Exercise data Block Start
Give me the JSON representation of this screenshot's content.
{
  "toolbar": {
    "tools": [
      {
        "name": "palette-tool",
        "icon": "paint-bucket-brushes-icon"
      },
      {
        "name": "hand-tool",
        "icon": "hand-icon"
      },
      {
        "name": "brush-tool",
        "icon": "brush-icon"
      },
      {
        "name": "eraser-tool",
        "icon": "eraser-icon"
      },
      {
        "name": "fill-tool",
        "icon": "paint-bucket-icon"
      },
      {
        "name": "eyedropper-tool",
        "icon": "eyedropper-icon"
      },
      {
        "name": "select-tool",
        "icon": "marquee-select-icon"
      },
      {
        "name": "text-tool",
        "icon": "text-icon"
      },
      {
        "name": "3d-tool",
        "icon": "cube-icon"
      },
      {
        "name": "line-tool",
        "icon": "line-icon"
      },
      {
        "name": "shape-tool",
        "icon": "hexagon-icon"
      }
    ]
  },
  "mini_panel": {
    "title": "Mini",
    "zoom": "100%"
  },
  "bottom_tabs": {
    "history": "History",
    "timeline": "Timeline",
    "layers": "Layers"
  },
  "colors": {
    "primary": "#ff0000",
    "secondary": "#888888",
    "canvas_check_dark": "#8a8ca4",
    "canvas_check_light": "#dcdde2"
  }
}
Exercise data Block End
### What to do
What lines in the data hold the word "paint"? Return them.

### Solved exercise
        "icon": "paint-bucket-brushes-icon"
        "icon": "paint-bucket-icon"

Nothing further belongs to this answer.